§ PROBLEM REQUIREMENTS
Using the records below, count the lines containing "заказываем" and give only the total.

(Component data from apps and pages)
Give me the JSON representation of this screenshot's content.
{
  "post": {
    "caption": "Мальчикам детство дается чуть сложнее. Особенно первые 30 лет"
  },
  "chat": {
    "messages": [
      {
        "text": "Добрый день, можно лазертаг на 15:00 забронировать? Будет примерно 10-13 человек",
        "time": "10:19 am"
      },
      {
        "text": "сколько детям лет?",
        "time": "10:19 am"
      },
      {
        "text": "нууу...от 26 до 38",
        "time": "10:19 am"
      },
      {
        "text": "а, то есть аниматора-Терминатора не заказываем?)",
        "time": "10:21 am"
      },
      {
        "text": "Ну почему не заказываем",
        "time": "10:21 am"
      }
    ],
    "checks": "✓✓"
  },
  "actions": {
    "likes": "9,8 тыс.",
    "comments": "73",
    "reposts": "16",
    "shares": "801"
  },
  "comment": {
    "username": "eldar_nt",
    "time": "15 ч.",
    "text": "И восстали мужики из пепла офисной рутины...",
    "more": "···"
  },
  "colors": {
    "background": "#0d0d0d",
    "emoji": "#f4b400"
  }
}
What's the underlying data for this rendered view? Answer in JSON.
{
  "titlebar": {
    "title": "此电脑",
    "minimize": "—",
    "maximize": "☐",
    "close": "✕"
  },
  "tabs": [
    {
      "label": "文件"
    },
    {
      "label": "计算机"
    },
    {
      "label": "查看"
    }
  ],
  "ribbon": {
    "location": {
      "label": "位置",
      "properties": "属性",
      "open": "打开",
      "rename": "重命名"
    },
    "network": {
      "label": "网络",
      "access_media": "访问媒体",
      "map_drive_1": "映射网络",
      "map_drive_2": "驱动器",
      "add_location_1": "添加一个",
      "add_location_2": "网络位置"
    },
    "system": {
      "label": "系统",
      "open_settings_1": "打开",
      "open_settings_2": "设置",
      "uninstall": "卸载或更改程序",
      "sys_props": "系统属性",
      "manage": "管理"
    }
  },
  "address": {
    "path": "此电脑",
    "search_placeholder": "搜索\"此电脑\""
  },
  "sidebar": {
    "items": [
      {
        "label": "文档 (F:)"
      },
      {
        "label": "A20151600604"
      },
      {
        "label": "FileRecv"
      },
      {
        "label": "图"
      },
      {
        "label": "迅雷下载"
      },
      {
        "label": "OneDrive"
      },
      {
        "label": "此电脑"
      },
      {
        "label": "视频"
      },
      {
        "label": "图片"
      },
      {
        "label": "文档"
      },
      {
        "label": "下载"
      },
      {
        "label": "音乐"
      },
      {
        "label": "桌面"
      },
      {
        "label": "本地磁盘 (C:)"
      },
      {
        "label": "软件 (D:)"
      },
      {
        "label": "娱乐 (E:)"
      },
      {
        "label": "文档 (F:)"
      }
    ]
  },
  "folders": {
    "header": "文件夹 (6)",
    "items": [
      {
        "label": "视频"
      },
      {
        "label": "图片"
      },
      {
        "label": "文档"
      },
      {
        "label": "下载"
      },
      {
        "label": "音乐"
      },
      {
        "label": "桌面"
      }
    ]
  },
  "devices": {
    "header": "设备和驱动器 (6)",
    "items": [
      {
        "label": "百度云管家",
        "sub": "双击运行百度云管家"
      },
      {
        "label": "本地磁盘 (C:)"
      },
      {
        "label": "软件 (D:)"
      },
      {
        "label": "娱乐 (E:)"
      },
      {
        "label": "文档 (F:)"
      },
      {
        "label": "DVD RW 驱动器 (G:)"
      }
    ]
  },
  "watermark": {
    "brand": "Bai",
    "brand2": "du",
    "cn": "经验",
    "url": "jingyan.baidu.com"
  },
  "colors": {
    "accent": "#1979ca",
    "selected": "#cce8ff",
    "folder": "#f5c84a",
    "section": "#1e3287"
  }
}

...

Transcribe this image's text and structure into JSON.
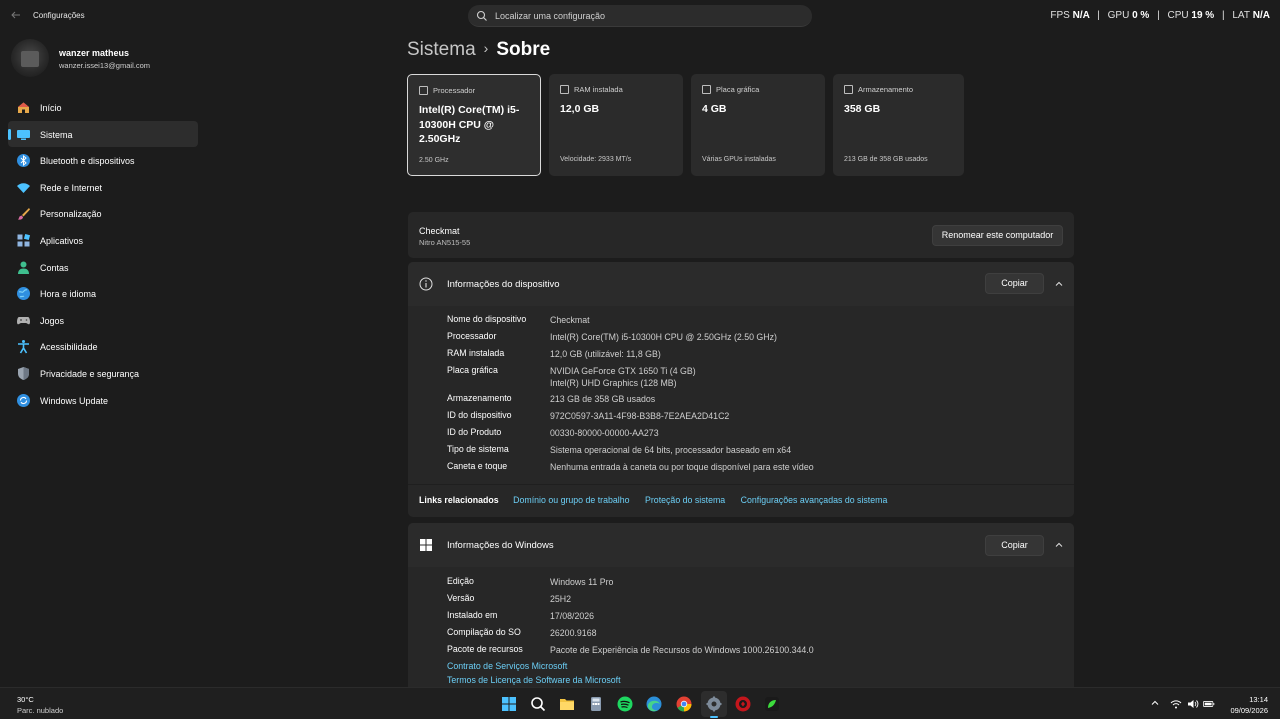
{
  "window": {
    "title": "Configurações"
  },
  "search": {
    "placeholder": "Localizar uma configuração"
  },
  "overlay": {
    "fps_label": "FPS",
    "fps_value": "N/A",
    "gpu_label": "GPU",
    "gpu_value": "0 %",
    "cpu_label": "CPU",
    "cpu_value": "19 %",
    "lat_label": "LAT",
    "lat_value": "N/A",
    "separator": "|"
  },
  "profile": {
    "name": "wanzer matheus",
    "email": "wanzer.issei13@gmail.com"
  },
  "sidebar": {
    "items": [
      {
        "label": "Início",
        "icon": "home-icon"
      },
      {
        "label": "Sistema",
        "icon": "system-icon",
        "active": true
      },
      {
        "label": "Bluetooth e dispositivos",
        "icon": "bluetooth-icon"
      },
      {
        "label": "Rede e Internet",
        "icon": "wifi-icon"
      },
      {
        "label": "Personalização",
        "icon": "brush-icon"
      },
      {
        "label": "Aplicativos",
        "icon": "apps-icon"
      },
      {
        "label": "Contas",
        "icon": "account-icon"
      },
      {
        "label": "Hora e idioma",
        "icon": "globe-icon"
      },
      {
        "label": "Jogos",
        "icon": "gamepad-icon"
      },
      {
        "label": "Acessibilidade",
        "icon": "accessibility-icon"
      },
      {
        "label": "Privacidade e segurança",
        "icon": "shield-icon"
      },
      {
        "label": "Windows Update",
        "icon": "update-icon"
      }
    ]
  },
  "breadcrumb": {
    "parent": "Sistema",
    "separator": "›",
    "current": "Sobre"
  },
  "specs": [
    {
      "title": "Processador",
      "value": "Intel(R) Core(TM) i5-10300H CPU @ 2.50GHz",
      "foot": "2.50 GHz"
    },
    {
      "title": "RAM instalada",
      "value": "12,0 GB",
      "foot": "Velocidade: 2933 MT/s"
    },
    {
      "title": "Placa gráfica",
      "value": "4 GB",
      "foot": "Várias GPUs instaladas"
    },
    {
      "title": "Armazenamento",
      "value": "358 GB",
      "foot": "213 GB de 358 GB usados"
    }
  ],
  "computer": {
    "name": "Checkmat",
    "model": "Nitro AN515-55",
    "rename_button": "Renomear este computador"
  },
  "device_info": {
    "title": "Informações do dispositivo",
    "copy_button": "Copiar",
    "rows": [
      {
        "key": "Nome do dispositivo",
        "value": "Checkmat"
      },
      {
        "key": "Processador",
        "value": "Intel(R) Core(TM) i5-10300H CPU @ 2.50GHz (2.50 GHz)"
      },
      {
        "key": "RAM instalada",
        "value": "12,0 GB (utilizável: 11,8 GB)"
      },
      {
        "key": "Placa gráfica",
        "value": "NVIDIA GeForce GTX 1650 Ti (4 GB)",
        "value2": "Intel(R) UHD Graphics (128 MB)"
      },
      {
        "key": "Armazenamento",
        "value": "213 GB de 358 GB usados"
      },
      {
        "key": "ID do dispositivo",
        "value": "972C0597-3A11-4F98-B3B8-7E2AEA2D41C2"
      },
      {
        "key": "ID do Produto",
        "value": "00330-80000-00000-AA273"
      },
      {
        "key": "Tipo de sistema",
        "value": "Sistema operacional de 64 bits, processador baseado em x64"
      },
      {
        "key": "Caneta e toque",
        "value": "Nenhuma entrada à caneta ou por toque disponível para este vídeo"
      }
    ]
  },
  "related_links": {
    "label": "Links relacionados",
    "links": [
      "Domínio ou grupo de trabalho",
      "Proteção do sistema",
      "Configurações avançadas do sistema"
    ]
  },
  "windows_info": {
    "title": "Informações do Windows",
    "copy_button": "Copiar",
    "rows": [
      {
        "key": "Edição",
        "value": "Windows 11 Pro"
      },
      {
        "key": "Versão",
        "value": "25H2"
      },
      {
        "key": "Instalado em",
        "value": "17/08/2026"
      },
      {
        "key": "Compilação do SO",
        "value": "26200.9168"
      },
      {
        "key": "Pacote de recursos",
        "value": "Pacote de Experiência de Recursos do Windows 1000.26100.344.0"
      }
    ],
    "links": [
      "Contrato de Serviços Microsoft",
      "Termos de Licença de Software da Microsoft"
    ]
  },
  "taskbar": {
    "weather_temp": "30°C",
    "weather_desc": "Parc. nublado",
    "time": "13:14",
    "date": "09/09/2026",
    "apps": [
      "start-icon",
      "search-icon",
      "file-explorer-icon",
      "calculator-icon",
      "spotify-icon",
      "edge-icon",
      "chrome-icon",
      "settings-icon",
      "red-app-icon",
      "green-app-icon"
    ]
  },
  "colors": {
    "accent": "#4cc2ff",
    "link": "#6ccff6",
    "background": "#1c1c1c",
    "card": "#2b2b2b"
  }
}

§ TASK OUTPUT
2